> [Provided records]

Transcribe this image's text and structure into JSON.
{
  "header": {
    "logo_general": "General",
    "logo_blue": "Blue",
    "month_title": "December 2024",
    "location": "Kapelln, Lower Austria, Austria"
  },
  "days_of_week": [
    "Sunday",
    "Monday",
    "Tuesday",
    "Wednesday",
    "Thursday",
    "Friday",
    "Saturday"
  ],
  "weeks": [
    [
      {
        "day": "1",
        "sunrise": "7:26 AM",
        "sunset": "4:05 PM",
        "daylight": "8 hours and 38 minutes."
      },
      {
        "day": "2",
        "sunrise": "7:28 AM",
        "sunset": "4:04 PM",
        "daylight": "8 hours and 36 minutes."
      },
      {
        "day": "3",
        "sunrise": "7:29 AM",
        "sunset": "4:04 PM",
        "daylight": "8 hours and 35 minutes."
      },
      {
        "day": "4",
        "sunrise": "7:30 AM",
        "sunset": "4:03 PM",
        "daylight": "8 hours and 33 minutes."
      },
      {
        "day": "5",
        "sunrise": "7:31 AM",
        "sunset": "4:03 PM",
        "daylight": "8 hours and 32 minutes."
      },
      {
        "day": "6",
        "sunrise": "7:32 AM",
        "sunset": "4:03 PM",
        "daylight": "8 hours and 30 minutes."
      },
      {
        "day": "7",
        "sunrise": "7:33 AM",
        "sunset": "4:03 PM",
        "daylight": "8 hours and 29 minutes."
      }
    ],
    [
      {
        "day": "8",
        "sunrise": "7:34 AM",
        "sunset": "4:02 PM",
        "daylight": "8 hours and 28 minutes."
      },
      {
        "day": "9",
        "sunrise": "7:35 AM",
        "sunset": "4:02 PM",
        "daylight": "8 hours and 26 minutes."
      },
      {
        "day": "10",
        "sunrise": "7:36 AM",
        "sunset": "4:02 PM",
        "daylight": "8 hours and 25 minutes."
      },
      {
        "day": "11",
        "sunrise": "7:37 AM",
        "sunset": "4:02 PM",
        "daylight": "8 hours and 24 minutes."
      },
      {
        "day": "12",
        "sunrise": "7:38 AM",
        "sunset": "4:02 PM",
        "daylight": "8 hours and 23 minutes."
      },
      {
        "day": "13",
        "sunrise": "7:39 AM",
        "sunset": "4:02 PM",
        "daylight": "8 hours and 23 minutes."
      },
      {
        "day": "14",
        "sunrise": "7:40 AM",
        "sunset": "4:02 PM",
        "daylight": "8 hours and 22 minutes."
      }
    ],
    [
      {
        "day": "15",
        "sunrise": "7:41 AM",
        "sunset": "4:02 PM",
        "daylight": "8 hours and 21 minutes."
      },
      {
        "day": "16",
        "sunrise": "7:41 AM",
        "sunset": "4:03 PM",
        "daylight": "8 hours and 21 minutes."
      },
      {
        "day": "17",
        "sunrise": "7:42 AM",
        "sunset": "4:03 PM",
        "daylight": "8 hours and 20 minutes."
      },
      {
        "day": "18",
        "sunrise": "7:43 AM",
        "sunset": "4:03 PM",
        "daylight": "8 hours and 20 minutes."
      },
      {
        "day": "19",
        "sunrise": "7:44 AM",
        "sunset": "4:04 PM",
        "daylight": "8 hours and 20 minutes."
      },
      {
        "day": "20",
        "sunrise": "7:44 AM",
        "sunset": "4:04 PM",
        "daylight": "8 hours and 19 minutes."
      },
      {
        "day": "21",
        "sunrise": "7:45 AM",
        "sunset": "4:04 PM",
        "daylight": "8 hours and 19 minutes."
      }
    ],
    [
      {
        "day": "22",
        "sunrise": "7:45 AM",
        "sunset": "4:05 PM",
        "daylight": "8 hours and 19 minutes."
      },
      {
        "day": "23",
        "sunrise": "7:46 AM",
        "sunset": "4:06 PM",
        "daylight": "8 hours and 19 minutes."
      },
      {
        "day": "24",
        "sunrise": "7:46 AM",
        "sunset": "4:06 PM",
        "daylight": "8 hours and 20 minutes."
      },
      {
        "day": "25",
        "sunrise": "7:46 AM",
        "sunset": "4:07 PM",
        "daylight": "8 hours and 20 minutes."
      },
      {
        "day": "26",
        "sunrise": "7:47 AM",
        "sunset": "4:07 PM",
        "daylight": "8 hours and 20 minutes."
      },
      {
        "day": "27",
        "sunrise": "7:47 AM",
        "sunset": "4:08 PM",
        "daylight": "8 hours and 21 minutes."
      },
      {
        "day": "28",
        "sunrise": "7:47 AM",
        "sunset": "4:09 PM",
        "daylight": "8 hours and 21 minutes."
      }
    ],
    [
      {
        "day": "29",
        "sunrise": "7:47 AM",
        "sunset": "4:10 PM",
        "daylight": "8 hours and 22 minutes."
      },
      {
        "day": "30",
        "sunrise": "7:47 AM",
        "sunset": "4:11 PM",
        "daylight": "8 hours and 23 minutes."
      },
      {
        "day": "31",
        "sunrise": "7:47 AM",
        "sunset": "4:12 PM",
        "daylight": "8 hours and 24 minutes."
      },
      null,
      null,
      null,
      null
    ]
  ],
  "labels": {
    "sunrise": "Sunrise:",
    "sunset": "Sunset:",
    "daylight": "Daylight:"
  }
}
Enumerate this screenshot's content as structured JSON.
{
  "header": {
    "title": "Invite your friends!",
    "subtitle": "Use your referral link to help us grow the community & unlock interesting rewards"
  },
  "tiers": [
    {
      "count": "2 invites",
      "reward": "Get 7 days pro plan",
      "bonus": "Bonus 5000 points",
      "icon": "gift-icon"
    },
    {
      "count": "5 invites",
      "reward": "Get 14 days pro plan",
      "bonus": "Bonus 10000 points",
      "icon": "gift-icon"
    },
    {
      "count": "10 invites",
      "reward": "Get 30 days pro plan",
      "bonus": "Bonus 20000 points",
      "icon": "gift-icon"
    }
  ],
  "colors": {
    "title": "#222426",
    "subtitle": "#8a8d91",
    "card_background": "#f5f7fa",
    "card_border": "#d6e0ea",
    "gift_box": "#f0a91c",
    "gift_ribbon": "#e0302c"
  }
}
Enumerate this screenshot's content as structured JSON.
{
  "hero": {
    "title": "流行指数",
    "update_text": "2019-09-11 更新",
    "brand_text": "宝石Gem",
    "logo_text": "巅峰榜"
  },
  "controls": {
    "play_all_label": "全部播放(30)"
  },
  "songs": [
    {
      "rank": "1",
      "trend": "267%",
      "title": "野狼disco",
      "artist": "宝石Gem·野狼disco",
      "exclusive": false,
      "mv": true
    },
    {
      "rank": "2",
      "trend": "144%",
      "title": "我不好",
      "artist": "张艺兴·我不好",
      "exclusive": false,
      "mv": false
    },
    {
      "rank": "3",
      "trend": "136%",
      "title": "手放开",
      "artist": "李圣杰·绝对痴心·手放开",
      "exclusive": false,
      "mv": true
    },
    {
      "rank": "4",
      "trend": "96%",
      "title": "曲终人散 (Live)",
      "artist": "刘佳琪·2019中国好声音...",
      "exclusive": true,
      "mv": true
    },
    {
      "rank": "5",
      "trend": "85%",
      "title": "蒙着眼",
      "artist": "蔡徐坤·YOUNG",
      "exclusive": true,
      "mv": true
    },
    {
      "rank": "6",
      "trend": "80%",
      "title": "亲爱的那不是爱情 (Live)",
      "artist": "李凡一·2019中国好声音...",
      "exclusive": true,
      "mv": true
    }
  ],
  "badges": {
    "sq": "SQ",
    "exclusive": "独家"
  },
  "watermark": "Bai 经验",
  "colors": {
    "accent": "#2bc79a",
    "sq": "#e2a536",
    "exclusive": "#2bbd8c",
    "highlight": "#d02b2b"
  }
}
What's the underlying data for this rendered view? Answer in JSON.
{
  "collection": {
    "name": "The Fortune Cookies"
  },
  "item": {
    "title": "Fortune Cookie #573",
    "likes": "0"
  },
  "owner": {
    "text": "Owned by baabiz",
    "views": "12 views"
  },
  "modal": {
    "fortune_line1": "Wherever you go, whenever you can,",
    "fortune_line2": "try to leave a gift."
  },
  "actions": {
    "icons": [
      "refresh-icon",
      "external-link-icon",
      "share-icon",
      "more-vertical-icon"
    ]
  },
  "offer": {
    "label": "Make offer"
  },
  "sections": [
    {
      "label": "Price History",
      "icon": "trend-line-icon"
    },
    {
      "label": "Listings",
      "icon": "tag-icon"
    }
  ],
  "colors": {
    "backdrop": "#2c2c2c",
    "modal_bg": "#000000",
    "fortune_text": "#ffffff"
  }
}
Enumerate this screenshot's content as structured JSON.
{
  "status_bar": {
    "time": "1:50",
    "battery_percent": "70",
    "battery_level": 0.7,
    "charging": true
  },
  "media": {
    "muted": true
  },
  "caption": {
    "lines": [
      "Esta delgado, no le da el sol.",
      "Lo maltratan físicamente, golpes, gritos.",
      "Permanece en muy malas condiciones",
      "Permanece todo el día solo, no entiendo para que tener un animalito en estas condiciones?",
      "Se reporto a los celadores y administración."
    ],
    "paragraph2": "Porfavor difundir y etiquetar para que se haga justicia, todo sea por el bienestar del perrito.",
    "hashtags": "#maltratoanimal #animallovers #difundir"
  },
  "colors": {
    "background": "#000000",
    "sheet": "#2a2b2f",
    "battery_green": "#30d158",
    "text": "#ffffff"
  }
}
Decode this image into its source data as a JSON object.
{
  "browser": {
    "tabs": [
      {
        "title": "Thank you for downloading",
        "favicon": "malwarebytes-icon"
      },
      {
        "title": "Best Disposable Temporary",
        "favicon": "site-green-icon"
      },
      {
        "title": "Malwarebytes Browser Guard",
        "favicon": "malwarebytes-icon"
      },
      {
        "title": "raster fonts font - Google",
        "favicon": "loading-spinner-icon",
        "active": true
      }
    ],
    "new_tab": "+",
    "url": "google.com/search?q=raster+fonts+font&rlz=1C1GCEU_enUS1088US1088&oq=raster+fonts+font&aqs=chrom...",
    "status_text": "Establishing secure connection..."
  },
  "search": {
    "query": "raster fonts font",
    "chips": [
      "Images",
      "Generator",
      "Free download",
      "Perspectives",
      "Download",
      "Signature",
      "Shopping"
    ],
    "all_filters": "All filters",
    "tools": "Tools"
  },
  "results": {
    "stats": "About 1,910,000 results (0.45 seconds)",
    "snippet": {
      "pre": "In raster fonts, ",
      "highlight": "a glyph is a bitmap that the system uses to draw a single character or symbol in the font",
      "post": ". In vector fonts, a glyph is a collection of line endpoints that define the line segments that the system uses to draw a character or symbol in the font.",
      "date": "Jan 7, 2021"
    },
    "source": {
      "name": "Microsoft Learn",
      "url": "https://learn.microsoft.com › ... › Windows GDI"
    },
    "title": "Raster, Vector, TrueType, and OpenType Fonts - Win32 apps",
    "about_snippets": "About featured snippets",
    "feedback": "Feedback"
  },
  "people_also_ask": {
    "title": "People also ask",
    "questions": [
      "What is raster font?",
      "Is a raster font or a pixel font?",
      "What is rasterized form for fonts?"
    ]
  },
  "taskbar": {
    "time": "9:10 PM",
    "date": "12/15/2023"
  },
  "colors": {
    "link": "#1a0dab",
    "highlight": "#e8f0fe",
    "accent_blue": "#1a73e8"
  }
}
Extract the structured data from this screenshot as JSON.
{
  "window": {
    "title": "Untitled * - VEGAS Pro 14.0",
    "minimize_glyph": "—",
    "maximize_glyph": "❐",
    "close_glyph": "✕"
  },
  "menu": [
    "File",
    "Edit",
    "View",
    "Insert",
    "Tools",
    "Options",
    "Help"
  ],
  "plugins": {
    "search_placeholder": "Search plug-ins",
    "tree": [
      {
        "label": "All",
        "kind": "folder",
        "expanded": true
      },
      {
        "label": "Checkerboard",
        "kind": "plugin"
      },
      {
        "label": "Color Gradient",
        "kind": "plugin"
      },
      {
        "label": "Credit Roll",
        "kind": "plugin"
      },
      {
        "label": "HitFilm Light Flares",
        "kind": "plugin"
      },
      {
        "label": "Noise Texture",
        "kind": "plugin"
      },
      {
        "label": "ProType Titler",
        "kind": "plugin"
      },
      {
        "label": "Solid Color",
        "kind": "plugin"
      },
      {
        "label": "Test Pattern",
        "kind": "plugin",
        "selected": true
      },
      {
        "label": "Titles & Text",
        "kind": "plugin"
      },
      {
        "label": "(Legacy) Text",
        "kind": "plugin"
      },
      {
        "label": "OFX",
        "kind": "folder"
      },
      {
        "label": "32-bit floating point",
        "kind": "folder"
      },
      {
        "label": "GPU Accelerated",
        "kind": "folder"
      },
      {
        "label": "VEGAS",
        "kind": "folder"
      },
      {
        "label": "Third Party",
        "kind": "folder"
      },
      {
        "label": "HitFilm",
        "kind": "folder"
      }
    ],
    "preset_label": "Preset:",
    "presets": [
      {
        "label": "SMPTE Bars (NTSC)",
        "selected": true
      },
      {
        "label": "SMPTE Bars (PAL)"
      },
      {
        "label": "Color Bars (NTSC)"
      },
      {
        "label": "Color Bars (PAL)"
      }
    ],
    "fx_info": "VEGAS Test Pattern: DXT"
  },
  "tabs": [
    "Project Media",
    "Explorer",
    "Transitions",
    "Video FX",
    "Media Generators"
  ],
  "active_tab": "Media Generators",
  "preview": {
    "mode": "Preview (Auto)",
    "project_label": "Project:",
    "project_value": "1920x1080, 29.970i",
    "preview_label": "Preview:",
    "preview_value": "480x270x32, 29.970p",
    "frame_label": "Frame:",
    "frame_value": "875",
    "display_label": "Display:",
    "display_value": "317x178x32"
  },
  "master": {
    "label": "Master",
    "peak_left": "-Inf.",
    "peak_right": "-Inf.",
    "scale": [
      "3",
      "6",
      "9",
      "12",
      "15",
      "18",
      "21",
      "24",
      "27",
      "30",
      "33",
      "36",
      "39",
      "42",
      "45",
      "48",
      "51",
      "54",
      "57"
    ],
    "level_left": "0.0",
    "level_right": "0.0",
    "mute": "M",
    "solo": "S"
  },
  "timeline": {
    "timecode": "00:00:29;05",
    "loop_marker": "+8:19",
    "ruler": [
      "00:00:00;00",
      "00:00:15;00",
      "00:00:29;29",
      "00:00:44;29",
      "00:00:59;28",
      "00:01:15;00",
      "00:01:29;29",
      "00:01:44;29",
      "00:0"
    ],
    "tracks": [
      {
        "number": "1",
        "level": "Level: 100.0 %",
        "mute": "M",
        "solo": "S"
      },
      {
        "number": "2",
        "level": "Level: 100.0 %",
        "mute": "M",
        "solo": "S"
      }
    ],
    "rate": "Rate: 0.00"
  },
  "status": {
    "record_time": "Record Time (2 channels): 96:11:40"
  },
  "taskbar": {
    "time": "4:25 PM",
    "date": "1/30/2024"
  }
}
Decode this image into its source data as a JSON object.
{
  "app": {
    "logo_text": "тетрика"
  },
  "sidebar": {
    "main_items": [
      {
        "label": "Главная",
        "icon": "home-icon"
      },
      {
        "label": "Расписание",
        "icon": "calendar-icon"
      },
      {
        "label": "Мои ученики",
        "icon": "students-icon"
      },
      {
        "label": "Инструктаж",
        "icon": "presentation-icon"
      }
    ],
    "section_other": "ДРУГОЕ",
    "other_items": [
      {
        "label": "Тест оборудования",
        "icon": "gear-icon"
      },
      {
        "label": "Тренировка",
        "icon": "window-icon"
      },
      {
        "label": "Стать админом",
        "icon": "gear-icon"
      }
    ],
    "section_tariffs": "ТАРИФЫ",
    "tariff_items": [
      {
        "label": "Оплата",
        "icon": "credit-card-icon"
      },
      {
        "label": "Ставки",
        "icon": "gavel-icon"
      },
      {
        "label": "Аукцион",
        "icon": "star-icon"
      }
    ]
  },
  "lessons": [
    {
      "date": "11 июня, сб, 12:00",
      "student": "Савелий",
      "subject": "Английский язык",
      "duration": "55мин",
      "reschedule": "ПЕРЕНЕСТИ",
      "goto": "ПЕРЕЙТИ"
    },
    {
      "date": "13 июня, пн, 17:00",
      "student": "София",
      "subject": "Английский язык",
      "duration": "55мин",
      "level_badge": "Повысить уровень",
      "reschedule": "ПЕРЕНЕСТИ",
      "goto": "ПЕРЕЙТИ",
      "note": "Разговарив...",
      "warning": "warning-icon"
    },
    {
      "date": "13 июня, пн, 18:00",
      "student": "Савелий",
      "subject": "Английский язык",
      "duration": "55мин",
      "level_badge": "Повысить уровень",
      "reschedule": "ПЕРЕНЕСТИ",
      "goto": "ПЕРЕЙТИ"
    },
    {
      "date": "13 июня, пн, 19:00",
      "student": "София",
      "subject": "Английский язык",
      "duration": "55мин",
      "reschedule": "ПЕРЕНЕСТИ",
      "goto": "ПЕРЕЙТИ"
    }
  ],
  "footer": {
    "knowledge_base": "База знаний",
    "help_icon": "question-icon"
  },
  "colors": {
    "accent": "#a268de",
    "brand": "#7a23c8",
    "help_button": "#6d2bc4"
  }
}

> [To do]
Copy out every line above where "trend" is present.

> [Result below]
      "trend": "267%",
      "trend": "144%",
      "trend": "136%",
      "trend": "96%",
      "trend": "85%",
      "trend": "80%",
      "icon": "trend-line-icon"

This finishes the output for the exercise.